I really liked the idea behind Dr. Gallo’s article on using the internet securely in this month’s Journal of Financial Planning. Here’s a link to “The Young Adult: Financial Education, Social Networking, and Internet Security” by Eileen Gallo, Ph. D., so you can follow along. Overall, I think it’s a nice introduction, but there are a few additional perspectives I’d like to add.
Under “Basics”, Gallo warns that one should never use a public computer to access information that requires a password, and suggests that one use a Mac to the preference of PCs, since they are less prone to viruses. I suggest that we up our internet security game a bit here.
First, keeping your sensitive data off a public computer is pretty easy to do – just don’t type it in. Here’s the thing, though, you can’t just avoid public computers, you also need to avoid public internet connections. Websites usually encrypt the first login of a session, but frequently don’t encrypt anything after that. This allows your connection to be “sidejacked,” which means that people can look at what you’re looking at and even act as you on some websites. The software for sidejacking this is easily available, free, and simple to use. The best way to prevent this is to not use public WiFi, such as at restaurants, hotels, public libraries, and so on.
But what if you need to use the internet? My technique is to use a “sacrificial computer,” which is an iPad2 tablet. Mac, which we’ll discuss in a second, is more resistant to viruses, but more importantly, is easily recoverable. My understanding is, that if my iPad2 is nuked by a virus, I can take it to the Apple store and have the drive wiped and do a reinstall of the operating system. All the data that matters on my iPad2 is backed up to other locations, so it’s pretty easy to shove it all back in again. Beyond that, no matter what, I don’t login to banking or social networking websites from any insecure machine. It’s just good sense.
Now for this Mac business. I don’t disagree with Dr. Gallo on the safety of a Mac versus Windows machine, but I want to go one step better and about twelve hundred dollars cheaper by using portable apps and/or a live USB.
Portable apps are applications that are installed on a USB drive or external hard drive, that will run on a (usually windows) computer. To run an application, simply stick the USB drive in to the USB jack on the side of the computer, open the file system, and run the program you want. There’s a suite of apps and instructions available from PortableApps.com. The reason portable apps are so useful is that it allows you to run the programs you need while not saving you information to the computer you’re using at the time. I’m sure you can think of a situation where that would be useful.

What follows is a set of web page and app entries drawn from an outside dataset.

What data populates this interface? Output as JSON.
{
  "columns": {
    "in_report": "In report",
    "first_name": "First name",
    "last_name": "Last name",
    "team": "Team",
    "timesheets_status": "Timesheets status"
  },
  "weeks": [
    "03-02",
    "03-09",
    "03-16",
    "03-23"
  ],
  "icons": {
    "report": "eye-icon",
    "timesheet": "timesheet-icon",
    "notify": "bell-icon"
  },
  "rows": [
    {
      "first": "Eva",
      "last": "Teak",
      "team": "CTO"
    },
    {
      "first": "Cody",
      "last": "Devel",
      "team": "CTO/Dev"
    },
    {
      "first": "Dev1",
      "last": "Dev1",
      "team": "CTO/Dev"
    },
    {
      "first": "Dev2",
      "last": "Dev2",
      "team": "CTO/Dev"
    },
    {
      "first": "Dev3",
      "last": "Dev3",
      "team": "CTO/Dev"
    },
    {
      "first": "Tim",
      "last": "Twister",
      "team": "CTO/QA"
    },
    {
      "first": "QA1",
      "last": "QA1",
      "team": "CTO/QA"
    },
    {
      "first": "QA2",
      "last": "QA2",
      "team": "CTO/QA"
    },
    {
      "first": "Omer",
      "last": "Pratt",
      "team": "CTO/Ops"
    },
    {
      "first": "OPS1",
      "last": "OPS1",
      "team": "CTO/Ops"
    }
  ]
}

Also, you can make a live CD or live USB of a Linux-based operating system, such as Ubuntu. This live CD or USB can be plugged in to the computer while the computer is off, and when the computer is started, you have BIOS boot from the USB drive or CD. This will make the computer run your operating system from the drive in RAM. When you’re done, you shut down the computer, which wipes the RAM, and remove the drive or CD. Using the Live CD or USB lets you do your business on a computer using all your own software from the ground up.
I also have a thought on the management of make complex passwords, but it’s terribly hard to make complex passwords that are memorable. I suggest that you use a program like KeePass. It’s available as a portable app, and on several OS’s. This is a program that makes a password database for you to keep track of your passwords. It will also generate highly randomized, long, probably secure passwords for you, if you like. The database is encrypted (so you do have to memorize at least one strong password), but you can send the encrypted file across computers with ease.
There’s more to computer security than this, but I trust your ability to search the internet for more information and free, quality computer programs that will take care of you. Good luck!